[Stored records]
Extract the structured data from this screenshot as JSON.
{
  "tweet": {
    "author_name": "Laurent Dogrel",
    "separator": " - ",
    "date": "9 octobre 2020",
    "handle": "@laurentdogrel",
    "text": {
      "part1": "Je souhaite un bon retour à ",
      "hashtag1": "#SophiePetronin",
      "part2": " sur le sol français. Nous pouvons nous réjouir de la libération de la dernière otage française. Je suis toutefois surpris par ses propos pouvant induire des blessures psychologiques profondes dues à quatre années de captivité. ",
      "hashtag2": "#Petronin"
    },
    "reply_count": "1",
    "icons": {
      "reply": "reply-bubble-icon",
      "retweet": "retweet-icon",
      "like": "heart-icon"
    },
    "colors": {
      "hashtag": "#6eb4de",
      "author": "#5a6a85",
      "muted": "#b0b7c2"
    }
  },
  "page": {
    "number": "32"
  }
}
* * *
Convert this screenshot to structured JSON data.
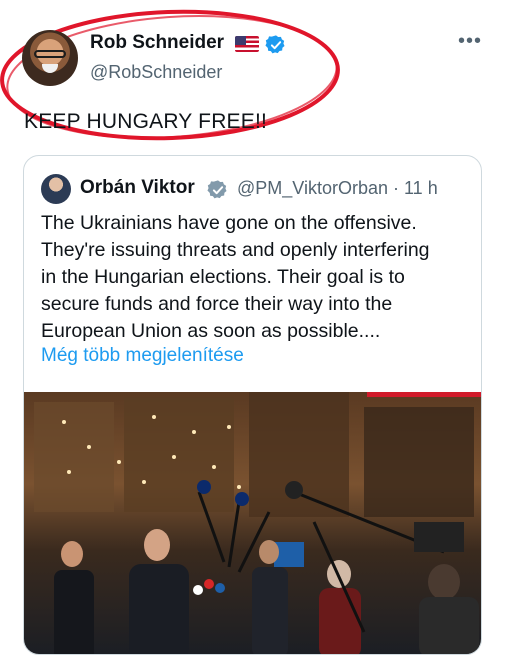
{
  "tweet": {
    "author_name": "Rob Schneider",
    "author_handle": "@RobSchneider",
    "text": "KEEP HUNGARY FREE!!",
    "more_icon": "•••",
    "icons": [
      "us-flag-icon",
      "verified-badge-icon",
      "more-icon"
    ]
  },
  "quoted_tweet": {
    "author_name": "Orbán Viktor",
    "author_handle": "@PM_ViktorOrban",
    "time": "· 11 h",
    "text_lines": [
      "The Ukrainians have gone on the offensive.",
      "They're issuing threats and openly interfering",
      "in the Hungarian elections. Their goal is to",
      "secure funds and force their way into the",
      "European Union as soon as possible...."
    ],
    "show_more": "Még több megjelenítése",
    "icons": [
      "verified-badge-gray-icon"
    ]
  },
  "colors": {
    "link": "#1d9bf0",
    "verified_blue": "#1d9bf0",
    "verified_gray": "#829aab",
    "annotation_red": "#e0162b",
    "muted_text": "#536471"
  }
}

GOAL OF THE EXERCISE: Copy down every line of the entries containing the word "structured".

YOUR RESPONSE:
Extract the structured data from this screenshot as JSON.
Convert this screenshot to structured JSON data.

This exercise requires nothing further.